"It's a pretty wild film that I'm actually rather fond of," Neill admits. "You can read it a number of different ways, but to me it seems to be about the breakdown of a marriage, and the strange things that happen are really an extension of the wife's imagination. She's going bats. These monsters are not real. People die-that's real, but the stranger things are not.

"It's a genre film placed within a number of different genres," he continues. "It also works on a sort of metaphysical and allegorical level too. It's an intelligent movie, but I was horrified when I saw it prepackaged on video in Australia as a horror film. There's a terrible shot of me emerging from an elevator with a dead body-I'm carrying this stiff that's absolutely covered in blood. It was not really truthful advertising-there was more to the film than that."

Australia may have gotten a misleading ad campaign, but when the movie hit American theaters it was cut down from its original 127minute running time to 81 minutes, which could explain the U.S. version's confusing storyline. Though Neill hasn't seen this edition, he believes that it would probably be completely incomprehensible to viewers with over a third of the film missing, and speculates the lost footage to be dialogue scenes and some trimming of the more graphic horror moments.

"I'm sure it makes no sense at all," he remarks. "It's outrageous when people start cutting other people's films. I mean, you don't go around cutting up paintings. It may be a bad painting or a good painting, but you don't go chopping bits out of it because it's too big or it's kind of offensive to some people."

 

 

With the rest of the '80s pretty much filled with roles in espionage adventures like Reilly: Ace of Spies and Australian dramas such as A Cry in the Dark, Neill didn't return to genre duty until 1989's taut suspense thriller Dead Calm. In the film, he and Nicole Kidman played a couple terrorized by an unstable nutcase (Billy Zane) who is also sailing the unpredictable seas.

"It sort of became a hit on video," Neill affirms. "It's interesting that so many people have seen Dead Calm, since the studio didn't really quite know what to do with it. It really took word of mouth, and that came too late to make it a success in the cinema."

Dead Calm actually proved to be the most grueling film he's toiled on, as he spent most of the film fending for his life in the bowels of a sinking ship. "It got pretty claustrophobic a couple of times, breathing through a little pipe since there was no way out of there," he remembers. In addition, lensing on the production ran late and over budget, so to catch up, producer George Miller shot 2nd-unit work for most of Neill's isolated scenes.

"We got seriously behind on the film," he recalls. "It's an axiom in this business that anything you shoot on or near water is going to go over schedule. The weather would change and we'd have to switch to another sequence, and then the sun would come out again and so on. It was very, very hard. George had just finished Witches of Eastwick and arrived on set, and it was clear that we were going to have to do a lot of 2nd unit.

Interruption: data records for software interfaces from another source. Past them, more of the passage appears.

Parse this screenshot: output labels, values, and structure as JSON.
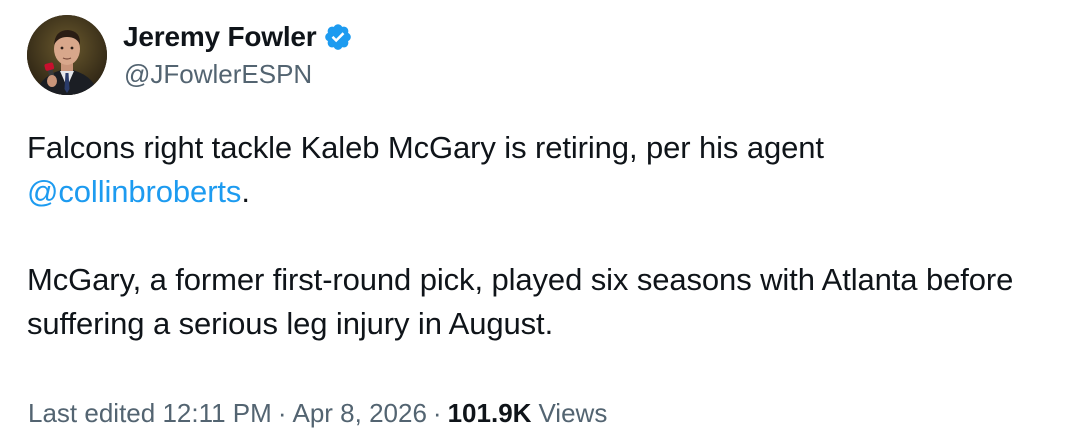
{
  "author": {
    "display_name": "Jeremy Fowler",
    "handle": "@JFowlerESPN",
    "verified_icon": "verified-badge-icon"
  },
  "tweet": {
    "line1_text": "Falcons right tackle Kaleb McGary is retiring, per his agent",
    "mention": "@collinbroberts",
    "mention_suffix": ".",
    "paragraph2": "McGary, a former first-round pick, played six seasons with Atlanta before suffering a serious leg injury in August."
  },
  "meta": {
    "edited_label": "Last edited",
    "time": "12:11 PM",
    "separator": "·",
    "date": "Apr 8, 2026",
    "views_count": "101.9K",
    "views_label": "Views"
  },
  "colors": {
    "text_primary": "#0f1419",
    "text_secondary": "#536471",
    "link": "#1d9bf0",
    "verified": "#1d9bf0"
  }
}
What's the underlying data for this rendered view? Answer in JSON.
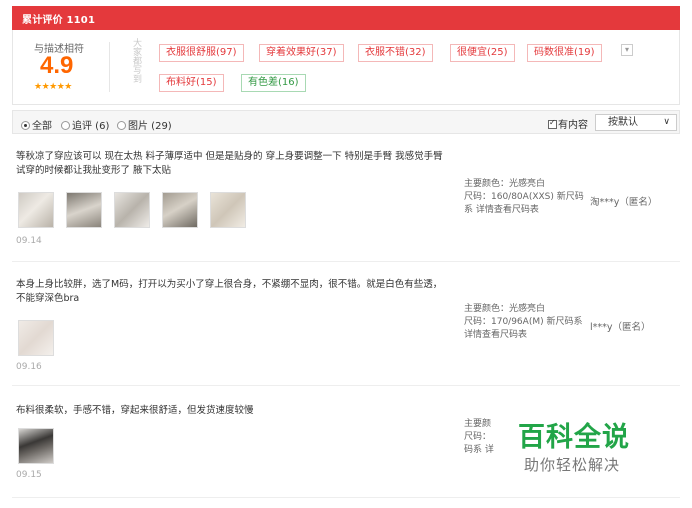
{
  "header": {
    "title": "累计评价 1101"
  },
  "summary": {
    "score_label": "与描述相符",
    "score": "4.9",
    "stars": "★★★★★",
    "vertical_label": "大家都写到",
    "tags": [
      {
        "label": "衣服很舒服(97)",
        "type": "red"
      },
      {
        "label": "穿着效果好(37)",
        "type": "red"
      },
      {
        "label": "衣服不错(32)",
        "type": "red"
      },
      {
        "label": "很便宜(25)",
        "type": "red"
      },
      {
        "label": "码数很准(19)",
        "type": "red"
      },
      {
        "label": "布料好(15)",
        "type": "red"
      },
      {
        "label": "有色差(16)",
        "type": "green"
      }
    ],
    "expand_icon": "chevron-down-icon"
  },
  "filters": {
    "all": "全部",
    "followup": "追评 (6)",
    "pictures": "图片 (29)",
    "has_content": "有内容",
    "sort_selected": "按默认"
  },
  "reviews": [
    {
      "text": "等秋凉了穿应该可以 现在太热 料子薄厚适中 但是是贴身的 穿上身要调整一下 特别是手臂 我感觉手臂试穿的时候都让我扯变形了 腋下太贴",
      "date": "09.14",
      "color_line": "主要颜色：光感亮白",
      "size_line": "尺码：160/80A(XXS) 新尺码系 详情查看尺码表",
      "user": "淘***y（匿名）",
      "thumb_count": 5
    },
    {
      "text": "本身上身比较胖，选了M码，打开以为买小了穿上很合身，不紧绷不显肉，很不错。就是白色有些透，不能穿深色bra",
      "date": "09.16",
      "color_line": "主要颜色：光感亮白",
      "size_line": "尺码：170/96A(M) 新尺码系 详情查看尺码表",
      "user": "l***y（匿名）",
      "thumb_count": 1
    },
    {
      "text": "布料很柔软，手感不错，穿起来很舒适，但发货速度较慢",
      "date": "09.15",
      "color_line": "主要颜",
      "size_line": "尺码：",
      "size_line2": "码系 详",
      "user": "",
      "thumb_count": 1
    }
  ],
  "watermark": {
    "big": "百科全说",
    "small": "助你轻松解决"
  }
}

The easiest way to do it was for George to do the stuff on the boat with me."

According to Neill, there was much more footage shot of his character's battle for survival on the sinking ship, including a subplot involving a hungry shark, but the final version pared his dilemmas down considerably.

"You can see the vestiges of it in the film," he hints. "The boat becomes a sort of horror vessel for me. In the original cut. you wanted to cheer when I burnt the boat at the end. It was pretty extreme stuff, and they decided it all didn't quite mesh into the tenor of the rest of the film."

 

 

Even though Neill is exploring the genre once again with Memoirs of an Invisible Man, he doesn't feel he's picking roles any differently than he has before. He claims that he chooses projects he feels will be different, especially if the roles, as with Memoirs, tend toward the villainous.

"Whatever I'm doing I treat seriously, and try to have fun at the same time." he concludes. "I don't limit myself to any area of the cinema. I'm not a particular fan of any type. I just like good movies."

 

 

 

  Home    Articles    Photo Gallery    Wallpapers    Video    About Sam    Updates   

Copyright(c) 2006 Sam Neill Online. All rights reserved.